Extracted material section start
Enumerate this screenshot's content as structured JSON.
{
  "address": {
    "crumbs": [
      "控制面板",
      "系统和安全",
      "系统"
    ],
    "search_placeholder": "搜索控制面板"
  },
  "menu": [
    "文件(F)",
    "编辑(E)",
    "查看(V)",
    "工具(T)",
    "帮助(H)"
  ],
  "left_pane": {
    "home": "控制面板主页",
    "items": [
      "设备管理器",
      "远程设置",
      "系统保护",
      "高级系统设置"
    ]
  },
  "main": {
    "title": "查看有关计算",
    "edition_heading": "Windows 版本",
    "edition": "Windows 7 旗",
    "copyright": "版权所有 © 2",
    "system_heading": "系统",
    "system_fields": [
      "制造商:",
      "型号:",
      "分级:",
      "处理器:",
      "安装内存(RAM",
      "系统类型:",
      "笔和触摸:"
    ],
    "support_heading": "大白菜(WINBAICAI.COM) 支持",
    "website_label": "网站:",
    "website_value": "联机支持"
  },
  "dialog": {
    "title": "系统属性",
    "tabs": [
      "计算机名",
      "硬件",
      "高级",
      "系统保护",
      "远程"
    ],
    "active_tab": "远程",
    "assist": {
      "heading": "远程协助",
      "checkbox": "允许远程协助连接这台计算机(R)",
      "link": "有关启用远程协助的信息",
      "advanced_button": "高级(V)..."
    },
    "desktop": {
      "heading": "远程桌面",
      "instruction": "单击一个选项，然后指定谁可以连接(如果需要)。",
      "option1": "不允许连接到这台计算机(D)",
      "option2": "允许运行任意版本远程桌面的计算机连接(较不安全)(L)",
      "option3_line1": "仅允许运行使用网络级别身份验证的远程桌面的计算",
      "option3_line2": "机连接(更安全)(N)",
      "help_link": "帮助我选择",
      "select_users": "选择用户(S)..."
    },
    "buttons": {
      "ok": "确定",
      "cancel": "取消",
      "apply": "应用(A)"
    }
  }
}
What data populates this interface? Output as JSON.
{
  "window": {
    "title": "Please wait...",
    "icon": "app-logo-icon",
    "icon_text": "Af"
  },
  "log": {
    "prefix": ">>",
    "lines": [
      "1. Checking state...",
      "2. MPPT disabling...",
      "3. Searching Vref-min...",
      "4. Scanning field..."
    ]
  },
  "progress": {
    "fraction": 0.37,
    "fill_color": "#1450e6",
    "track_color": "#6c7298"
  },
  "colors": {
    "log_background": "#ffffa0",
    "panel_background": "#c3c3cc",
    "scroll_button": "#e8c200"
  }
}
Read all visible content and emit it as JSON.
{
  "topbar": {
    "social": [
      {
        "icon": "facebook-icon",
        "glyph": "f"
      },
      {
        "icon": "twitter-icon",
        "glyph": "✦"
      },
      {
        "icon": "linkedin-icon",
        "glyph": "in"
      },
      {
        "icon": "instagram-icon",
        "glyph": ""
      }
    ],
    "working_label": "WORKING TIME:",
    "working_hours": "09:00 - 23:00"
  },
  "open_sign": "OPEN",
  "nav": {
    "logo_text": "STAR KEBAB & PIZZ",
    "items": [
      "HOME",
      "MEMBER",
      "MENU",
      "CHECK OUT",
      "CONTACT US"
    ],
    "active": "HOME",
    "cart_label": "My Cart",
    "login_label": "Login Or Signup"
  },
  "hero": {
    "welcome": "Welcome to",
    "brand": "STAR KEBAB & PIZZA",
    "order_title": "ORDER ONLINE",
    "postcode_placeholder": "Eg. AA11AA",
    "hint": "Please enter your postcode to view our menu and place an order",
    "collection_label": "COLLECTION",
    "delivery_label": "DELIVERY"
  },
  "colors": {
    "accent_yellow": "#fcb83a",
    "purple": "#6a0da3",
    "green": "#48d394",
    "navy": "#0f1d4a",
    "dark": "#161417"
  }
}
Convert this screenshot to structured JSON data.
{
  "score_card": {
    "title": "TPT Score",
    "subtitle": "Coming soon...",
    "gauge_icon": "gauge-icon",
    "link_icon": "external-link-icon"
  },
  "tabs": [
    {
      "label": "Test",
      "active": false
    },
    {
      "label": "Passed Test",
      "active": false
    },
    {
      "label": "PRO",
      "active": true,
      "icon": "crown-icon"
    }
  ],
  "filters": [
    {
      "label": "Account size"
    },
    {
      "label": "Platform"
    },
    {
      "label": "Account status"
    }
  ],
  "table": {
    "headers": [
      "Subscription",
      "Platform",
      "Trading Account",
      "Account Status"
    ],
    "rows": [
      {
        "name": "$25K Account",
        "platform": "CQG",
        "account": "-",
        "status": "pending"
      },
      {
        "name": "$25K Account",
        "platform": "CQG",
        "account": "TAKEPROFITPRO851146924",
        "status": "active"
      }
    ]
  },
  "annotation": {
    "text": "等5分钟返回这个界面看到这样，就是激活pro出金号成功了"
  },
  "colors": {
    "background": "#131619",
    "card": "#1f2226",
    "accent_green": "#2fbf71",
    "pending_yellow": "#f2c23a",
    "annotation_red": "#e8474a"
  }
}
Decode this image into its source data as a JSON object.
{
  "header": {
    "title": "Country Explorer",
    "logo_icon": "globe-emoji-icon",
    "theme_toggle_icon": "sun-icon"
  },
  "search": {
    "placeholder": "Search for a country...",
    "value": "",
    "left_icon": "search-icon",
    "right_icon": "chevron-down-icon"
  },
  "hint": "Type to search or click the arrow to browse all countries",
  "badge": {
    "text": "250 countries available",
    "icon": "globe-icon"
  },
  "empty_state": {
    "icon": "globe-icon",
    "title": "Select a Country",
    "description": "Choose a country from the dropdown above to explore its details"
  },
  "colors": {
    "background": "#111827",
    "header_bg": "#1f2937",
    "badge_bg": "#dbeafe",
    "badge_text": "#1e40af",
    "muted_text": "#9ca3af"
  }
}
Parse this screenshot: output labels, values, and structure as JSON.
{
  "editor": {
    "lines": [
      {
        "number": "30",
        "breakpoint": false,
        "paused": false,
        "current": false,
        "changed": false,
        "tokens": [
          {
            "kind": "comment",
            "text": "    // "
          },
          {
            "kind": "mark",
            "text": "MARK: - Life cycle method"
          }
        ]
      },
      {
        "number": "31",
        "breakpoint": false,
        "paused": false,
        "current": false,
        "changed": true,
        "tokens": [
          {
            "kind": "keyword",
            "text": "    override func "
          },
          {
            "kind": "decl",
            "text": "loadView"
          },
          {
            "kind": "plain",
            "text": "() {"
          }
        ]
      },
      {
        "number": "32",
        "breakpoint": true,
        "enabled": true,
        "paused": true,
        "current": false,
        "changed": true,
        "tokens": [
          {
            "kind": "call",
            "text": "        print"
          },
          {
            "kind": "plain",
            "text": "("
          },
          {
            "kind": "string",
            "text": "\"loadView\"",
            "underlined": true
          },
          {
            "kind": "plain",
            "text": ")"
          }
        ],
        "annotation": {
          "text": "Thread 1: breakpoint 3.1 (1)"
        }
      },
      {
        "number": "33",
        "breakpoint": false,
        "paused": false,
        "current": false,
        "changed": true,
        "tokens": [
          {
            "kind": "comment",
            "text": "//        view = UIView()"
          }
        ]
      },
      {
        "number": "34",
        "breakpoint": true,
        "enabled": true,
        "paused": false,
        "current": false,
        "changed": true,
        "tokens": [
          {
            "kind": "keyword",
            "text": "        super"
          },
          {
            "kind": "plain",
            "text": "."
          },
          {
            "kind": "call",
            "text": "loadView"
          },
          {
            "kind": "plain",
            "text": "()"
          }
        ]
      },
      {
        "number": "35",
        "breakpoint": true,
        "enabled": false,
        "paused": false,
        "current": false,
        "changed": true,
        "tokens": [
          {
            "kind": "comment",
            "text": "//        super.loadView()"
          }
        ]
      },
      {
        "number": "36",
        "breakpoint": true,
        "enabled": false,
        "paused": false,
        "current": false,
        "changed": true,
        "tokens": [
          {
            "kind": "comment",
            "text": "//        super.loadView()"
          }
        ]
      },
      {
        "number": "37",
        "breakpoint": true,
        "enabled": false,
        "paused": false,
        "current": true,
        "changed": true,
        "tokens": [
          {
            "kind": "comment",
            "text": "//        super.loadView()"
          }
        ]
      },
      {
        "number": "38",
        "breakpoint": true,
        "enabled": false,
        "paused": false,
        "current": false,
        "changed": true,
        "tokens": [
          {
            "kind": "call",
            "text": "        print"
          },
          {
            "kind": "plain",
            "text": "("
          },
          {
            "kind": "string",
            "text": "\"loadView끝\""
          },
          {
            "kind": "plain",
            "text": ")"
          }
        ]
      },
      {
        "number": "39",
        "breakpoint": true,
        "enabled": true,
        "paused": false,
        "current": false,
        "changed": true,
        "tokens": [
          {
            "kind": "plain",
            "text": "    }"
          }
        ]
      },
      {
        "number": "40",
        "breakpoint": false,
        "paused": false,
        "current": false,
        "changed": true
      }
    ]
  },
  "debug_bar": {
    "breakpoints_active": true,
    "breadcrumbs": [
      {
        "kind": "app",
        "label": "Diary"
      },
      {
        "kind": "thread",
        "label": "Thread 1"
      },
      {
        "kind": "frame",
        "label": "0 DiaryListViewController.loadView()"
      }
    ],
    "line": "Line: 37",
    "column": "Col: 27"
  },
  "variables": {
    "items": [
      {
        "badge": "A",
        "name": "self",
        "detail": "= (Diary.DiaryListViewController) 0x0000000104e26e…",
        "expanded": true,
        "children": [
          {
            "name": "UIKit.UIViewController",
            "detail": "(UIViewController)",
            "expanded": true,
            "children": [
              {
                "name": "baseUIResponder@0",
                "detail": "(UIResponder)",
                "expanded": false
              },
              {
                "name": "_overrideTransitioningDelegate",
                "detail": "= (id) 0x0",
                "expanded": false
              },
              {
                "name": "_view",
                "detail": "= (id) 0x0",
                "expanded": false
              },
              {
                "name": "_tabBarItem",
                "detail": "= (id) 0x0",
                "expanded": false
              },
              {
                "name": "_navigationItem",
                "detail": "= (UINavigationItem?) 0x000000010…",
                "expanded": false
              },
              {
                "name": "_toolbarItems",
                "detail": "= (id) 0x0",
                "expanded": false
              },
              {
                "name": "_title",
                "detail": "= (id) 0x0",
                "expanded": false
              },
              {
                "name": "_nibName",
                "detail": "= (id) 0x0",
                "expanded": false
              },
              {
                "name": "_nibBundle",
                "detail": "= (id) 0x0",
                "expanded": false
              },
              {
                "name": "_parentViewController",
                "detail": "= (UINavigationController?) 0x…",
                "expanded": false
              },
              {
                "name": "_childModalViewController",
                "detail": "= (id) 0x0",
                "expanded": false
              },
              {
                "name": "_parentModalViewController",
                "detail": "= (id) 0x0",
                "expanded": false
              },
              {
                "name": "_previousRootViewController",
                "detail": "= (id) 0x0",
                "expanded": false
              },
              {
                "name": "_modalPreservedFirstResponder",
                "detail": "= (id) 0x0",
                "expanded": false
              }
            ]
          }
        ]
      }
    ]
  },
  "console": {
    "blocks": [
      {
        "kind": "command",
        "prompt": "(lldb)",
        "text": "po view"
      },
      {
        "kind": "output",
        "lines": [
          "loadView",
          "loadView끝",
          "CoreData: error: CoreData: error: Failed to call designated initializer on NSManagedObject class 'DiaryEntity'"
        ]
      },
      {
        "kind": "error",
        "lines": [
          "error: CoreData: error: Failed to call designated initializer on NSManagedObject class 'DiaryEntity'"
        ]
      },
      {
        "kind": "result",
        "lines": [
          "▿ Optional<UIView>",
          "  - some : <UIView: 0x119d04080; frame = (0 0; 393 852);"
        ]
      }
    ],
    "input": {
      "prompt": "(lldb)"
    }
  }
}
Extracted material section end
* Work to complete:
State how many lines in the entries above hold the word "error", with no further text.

* Solution for this problem:
3